Flat owners in England and Wales who lease their properties need to get to grips with two things that could otherwise result in considerable financial pain. They go under the names of “leasehold enfranchisement” and “leasehold extension”. Many leases on flats built in the 1960s, 70s and 80s are getting close to a critical stage in their lifespan.
Flat owners who want to extend their leases, but wait too long, could see the price for doing so rise sharply.
But let us not get ahead of ourselves – what do the two terms mean?
Leasehold extension is fairly self-explanatory.

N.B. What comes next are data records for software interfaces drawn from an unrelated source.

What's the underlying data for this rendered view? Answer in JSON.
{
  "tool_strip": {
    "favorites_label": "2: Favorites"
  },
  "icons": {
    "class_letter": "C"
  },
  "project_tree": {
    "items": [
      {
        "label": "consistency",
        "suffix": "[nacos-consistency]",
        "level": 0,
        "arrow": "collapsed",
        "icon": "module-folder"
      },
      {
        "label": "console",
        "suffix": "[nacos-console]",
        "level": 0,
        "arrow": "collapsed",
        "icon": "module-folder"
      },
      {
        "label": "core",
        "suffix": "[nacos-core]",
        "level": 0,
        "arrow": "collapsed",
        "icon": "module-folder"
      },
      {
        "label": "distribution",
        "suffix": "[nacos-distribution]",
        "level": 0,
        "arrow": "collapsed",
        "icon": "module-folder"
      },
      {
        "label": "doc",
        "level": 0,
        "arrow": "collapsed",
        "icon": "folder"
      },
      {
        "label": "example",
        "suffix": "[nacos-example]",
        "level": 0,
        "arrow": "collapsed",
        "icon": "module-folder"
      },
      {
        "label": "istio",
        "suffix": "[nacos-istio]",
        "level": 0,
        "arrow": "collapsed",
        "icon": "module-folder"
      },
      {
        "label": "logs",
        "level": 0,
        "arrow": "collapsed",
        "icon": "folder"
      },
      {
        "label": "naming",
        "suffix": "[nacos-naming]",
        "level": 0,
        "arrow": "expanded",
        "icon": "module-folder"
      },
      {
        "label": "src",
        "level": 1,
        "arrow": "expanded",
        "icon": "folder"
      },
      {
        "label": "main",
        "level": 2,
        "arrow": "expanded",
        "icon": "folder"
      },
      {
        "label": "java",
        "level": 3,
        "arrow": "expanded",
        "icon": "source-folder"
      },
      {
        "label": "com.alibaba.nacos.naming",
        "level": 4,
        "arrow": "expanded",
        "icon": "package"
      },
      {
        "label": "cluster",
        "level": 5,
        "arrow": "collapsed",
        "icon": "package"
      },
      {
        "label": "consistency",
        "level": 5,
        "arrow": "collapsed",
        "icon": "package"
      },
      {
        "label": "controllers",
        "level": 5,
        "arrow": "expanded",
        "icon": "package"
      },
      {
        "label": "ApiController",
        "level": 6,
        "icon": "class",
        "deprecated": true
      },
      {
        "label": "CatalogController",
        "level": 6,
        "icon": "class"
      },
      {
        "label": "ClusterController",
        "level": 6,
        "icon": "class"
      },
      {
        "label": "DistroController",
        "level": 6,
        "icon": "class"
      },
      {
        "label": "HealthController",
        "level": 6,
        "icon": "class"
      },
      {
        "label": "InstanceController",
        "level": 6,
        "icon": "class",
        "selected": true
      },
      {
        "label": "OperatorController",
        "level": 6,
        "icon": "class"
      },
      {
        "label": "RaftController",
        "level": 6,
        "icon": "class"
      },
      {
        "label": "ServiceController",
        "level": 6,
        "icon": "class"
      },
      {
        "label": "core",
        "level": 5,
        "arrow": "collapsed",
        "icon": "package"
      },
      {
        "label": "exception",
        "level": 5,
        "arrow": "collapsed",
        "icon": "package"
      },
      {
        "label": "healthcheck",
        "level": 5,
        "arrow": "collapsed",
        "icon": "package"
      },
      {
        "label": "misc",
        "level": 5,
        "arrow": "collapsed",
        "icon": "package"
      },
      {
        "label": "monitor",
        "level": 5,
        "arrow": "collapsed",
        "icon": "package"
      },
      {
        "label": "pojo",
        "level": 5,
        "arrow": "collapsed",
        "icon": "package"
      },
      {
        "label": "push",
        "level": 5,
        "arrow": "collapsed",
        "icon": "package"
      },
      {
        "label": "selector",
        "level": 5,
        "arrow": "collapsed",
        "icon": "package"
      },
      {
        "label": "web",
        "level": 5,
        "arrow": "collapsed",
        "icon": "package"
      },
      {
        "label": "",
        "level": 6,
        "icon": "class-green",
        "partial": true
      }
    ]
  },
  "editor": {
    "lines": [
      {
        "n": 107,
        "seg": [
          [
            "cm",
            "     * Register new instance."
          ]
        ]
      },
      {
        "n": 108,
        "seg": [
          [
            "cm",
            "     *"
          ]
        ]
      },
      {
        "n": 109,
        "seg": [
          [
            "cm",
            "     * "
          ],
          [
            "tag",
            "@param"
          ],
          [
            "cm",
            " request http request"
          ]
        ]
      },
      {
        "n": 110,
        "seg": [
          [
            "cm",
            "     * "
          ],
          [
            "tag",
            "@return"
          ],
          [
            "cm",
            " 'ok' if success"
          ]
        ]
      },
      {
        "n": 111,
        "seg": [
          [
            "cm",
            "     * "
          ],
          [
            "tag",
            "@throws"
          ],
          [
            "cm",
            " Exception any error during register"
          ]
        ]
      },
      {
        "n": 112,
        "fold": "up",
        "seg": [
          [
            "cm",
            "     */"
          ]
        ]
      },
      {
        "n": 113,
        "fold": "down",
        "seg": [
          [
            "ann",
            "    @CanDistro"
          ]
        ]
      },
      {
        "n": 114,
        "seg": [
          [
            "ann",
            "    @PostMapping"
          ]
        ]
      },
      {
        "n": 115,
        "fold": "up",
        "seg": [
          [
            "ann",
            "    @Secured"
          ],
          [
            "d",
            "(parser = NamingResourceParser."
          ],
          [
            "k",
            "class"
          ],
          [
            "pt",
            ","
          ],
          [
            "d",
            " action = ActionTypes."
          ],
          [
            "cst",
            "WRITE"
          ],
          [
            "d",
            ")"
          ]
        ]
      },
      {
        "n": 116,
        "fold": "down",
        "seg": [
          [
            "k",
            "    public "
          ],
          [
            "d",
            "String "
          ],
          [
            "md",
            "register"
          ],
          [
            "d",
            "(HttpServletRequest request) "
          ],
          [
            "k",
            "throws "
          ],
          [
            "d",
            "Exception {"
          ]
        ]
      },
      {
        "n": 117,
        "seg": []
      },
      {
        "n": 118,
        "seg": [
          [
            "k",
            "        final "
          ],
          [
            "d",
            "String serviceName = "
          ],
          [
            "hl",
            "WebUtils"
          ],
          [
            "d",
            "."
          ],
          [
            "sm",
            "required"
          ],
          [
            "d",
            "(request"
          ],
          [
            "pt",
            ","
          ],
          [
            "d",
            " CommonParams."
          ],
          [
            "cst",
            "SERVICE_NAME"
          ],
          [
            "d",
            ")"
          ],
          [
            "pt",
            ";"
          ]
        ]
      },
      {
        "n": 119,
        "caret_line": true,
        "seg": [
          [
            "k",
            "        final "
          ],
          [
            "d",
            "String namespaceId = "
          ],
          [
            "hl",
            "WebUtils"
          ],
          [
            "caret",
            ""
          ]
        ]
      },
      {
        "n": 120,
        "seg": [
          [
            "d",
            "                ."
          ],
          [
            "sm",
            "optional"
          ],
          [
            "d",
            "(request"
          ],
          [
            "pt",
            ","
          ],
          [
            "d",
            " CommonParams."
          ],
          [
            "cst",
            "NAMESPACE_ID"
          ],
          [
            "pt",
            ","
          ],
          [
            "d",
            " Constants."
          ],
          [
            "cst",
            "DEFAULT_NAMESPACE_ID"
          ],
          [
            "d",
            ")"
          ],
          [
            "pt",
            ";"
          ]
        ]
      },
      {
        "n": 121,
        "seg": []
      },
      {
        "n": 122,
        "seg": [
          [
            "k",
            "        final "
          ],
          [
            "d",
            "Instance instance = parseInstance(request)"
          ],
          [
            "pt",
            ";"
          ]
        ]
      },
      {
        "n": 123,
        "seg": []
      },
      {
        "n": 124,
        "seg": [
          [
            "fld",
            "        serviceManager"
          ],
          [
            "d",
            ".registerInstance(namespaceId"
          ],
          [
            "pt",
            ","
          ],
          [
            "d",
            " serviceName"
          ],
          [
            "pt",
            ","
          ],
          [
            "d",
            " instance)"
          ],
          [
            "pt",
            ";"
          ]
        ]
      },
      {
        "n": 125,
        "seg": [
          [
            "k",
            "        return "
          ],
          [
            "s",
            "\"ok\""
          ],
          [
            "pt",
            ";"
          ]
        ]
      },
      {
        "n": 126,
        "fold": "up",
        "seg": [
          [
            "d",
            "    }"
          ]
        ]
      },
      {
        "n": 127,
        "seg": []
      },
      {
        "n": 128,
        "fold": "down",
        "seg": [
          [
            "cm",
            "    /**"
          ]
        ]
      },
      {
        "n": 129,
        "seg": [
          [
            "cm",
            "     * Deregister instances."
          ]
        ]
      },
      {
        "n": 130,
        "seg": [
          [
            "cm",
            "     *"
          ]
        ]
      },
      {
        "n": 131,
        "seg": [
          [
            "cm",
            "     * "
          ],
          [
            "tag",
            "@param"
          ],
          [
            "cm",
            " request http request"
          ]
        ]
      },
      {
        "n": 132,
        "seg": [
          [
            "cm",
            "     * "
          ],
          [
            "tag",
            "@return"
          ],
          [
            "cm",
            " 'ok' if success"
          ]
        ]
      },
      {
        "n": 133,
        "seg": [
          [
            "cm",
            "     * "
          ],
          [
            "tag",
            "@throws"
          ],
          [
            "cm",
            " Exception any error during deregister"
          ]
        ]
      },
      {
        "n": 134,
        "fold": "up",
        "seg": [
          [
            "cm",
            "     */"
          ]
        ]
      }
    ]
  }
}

It is the process of extending a lease on a property by paying the landlord, or freeholder, a sum of money – sometimes referred to as compensation.
Leasehold enfranchisement is not so self-explanatory. It is the process of buying the freehold from the landlord and thereby turning your leasehold property, in which you are the tenant, into a freehold property. You become the freeholder and own the property and the land on which it is built outright.
A lease, for the record, is a contract allowing you to occupy a property during a pre-agreed period in exchange for a pre-agreed rent. Leases on flats are generally between 99 and 125 years.